How AI & space imagery are used in aid work

This post was originally written for the Frontier Development Lab program of Trillium Technologies. Learn more about the Frontier Development Lab.

Helping the helpers: Shining light on informal settlements with satellite imagery and AI

A team of researchers from FDL Europe in partnership with UNICEF has developed first-of-their-kind tools and resources for mapping the world’s informal settlements. These tools and resources are now freely available online and can even be used on laptops by communities and aid workers in the field.

People living in informal settlements are many of the world’s poorest people. They lack access to essential infrastructure such as electricity and clean water, often while being exposed to dangerous environmental conditions. Addressing the needs of people living in informal settlements is critical to achieving several of the United Nations sustainable development goals, but gathering the necessary information to serve these vulnerable communities has historically been difficult.

Previous efforts to study informal settlements with machine learning and satellite imagery focused only on specific regions or relied on very-high resolution (VHR) imagery (down to 30cm per pixel) which can be expensive not only to access but also to work with. Through active partnership with UNICEF, the FDL team devised a method for using freely available, but lower resolution multi-spectral imagery (ranging 100cm or 200cm per pixel) from the Sentinel-2 mission. With this, the team developed a cost-effective and more user-friendly method for detecting and mapping informal settlements around the world by spectral signatures.

Figure 1: Two images of the same informal settlement in Kibera, Nairobi representing the difference between high and low resolution imagery. Left: The Sentinel-2 10m resolution image. Right: A DigitalGlobe 30cm very-high-resolution image.
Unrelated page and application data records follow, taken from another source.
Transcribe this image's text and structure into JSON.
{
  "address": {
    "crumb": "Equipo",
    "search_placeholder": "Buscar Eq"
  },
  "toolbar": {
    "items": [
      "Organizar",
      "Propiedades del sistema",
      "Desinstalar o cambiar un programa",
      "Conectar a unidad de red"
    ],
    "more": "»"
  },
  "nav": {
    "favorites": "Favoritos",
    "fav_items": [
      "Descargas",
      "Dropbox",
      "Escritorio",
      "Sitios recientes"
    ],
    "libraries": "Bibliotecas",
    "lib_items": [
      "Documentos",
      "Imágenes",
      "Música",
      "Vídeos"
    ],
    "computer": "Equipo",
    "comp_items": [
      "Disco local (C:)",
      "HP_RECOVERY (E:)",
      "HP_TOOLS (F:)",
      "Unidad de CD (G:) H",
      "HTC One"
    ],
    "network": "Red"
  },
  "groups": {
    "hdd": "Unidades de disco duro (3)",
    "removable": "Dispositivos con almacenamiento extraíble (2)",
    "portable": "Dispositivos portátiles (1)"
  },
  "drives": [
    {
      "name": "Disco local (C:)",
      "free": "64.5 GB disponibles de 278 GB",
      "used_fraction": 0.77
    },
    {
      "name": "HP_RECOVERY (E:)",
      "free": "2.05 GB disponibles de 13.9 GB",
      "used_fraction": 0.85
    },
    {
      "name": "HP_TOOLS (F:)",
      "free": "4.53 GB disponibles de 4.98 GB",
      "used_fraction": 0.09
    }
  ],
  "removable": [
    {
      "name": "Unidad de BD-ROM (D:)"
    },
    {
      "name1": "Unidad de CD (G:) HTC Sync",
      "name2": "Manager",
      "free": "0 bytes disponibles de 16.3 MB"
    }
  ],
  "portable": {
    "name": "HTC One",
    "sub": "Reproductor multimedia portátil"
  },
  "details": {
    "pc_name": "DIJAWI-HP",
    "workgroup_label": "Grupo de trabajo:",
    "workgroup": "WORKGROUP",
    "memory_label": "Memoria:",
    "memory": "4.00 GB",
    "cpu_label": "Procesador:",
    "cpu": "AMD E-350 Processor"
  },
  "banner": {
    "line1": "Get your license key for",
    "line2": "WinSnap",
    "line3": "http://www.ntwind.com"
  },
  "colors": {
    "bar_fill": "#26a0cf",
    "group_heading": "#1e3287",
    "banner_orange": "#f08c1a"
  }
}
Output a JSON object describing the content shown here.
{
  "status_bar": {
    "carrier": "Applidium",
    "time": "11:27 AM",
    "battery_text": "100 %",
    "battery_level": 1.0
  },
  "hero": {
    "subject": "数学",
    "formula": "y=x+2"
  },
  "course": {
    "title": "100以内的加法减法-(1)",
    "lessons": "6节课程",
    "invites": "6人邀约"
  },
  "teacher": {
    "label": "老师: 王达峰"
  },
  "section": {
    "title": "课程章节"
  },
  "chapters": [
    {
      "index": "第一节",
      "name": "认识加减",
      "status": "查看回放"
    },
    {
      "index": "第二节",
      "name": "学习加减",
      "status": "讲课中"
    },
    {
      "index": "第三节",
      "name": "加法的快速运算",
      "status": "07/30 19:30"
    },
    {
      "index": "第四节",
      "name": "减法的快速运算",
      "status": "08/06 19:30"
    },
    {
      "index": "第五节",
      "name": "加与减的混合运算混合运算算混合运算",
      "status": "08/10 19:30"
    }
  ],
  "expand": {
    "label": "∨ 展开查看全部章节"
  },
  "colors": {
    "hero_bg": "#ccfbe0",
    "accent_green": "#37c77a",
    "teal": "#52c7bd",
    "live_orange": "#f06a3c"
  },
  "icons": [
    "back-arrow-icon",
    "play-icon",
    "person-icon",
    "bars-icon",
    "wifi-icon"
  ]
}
Also, a detailed view of a part of the very-high-resolution image is shown

This cost-effective approach leverages Canonical Correlation Forests (CCFs) which, in addition to being computationally efficient, are data efficient meaning that they are a strategic choice for the sparse ground truth datasets that exist for informal settlement research. In addition to the cost-effective CCF approach, the FDL Europe research team also developed a more computationally intensive Convolutional Neural Network method to work with VHR imagery that can detect contextual features. This is sometimes necessary for distinguishing between formal and informal settlements where spectral data is not sufficient to differentiate due to identical building materials or other factors.

One of the prevailing challenges of developing informal settlement mapping techniques with satellite imagery is the scarcity and inaccessibility of ground truth data which can sometimes be locked away in PDF or even less accessible formats. To accompany the two mapping methods that the FDL Europe research team has produced, the team has also composed a series of annotated ground truth datasets and published the first ever benchmarks for detecting informal settlements.

All of these methods, datasets, benchmarks, and further information can be found for free on the Frontier Development Lab website.